**Task requirements**
Give back one number only: how many lines in the material below contain "title".

★ ★ ★ ★ ★

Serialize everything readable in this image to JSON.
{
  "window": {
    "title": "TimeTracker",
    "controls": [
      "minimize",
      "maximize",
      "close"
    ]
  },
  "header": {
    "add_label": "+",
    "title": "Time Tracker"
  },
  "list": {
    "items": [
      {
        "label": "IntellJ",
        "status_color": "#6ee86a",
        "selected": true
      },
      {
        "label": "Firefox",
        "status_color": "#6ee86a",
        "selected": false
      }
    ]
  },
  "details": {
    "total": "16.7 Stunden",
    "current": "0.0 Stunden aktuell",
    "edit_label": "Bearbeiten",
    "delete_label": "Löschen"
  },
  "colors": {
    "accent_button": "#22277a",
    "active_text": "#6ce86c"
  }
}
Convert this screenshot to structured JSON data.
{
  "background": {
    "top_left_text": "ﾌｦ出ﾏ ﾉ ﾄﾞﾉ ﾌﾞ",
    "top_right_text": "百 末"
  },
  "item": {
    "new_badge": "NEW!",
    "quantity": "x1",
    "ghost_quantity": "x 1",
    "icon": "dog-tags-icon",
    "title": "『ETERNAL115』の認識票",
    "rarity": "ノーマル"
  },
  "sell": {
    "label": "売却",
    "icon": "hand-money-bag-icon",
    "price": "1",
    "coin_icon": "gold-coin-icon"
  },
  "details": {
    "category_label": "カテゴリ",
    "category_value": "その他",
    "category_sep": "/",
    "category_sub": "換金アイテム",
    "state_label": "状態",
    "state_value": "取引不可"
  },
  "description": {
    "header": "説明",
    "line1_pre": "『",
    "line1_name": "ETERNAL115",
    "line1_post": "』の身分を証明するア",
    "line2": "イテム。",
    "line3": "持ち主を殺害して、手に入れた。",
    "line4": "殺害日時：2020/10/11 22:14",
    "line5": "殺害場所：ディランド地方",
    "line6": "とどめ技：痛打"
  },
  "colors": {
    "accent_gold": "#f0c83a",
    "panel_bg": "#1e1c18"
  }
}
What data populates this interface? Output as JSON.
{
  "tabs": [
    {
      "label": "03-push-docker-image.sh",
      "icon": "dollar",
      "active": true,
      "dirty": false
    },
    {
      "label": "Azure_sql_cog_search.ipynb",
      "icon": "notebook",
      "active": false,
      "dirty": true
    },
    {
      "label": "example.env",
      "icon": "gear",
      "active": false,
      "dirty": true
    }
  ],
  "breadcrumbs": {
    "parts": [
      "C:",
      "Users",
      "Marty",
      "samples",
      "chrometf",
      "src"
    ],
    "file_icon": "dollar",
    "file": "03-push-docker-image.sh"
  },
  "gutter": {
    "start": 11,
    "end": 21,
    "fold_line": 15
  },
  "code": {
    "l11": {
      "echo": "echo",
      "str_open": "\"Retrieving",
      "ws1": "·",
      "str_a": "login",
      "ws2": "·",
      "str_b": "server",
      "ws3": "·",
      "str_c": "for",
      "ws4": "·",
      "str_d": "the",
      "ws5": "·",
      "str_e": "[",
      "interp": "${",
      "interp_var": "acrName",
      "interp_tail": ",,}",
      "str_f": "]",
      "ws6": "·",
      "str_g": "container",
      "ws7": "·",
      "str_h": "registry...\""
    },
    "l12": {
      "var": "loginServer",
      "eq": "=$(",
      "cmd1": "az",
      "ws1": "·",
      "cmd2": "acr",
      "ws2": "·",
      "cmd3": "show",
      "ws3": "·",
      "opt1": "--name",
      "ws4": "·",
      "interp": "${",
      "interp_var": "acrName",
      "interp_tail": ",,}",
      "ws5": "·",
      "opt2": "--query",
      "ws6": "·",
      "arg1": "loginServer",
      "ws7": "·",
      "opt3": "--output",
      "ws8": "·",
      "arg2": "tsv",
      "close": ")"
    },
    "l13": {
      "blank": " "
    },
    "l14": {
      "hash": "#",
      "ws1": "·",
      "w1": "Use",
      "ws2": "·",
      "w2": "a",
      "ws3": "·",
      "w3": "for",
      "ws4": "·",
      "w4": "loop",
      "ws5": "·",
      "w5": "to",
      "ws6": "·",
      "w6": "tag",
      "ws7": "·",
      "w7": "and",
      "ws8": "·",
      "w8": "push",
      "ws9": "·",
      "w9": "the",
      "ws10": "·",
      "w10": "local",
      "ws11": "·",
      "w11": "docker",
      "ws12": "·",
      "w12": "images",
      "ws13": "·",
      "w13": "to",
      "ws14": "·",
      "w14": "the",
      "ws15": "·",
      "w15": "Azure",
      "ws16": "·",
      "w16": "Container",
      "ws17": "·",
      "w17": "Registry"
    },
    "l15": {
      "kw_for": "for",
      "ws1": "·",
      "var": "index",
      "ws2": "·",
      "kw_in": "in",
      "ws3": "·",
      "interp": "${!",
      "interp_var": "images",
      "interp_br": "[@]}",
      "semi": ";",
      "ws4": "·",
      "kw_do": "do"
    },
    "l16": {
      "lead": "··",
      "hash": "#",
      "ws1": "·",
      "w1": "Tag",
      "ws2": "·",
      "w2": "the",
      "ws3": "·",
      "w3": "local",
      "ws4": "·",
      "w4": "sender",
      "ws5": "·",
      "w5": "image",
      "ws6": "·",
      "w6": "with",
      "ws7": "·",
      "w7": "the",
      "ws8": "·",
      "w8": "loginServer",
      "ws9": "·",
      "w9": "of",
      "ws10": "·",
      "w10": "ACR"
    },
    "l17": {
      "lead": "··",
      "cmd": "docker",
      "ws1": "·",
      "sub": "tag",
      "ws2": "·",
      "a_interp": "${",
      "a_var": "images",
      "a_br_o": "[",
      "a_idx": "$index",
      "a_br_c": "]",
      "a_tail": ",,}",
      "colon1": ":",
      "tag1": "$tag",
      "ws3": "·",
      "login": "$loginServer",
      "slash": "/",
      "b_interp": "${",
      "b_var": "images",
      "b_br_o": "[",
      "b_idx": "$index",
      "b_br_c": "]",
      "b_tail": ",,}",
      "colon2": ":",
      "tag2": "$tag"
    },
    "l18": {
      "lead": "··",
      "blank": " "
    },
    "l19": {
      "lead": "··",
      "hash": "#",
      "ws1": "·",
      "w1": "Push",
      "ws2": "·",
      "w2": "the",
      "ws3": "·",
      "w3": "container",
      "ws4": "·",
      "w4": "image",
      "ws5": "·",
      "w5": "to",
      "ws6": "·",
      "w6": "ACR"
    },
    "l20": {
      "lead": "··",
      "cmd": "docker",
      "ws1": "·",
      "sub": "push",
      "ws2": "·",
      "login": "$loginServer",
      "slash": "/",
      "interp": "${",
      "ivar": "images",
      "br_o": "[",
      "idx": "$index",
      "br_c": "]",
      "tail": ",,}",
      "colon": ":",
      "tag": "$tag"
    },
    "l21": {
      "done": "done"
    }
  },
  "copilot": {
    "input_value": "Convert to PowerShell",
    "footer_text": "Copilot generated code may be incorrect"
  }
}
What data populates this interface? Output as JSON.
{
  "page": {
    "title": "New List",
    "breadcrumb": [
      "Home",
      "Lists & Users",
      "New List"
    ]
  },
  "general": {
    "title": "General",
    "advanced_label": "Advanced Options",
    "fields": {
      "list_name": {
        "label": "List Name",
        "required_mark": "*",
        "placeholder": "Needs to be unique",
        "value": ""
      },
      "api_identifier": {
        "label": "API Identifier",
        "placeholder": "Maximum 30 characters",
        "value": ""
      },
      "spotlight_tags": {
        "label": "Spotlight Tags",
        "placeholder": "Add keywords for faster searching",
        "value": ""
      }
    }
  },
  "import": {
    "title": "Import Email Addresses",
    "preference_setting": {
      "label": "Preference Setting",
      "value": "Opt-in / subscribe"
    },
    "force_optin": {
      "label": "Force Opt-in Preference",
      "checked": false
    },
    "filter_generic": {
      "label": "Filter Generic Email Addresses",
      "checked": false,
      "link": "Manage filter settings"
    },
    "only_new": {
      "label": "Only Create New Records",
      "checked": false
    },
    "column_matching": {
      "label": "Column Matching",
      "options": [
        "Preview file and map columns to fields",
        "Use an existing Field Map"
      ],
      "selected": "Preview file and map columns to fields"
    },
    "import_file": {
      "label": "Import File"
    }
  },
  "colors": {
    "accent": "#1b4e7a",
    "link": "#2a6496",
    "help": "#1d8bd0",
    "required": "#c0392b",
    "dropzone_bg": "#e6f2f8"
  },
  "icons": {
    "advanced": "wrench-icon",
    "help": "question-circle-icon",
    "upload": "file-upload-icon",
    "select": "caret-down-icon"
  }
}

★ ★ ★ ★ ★

**Response**
6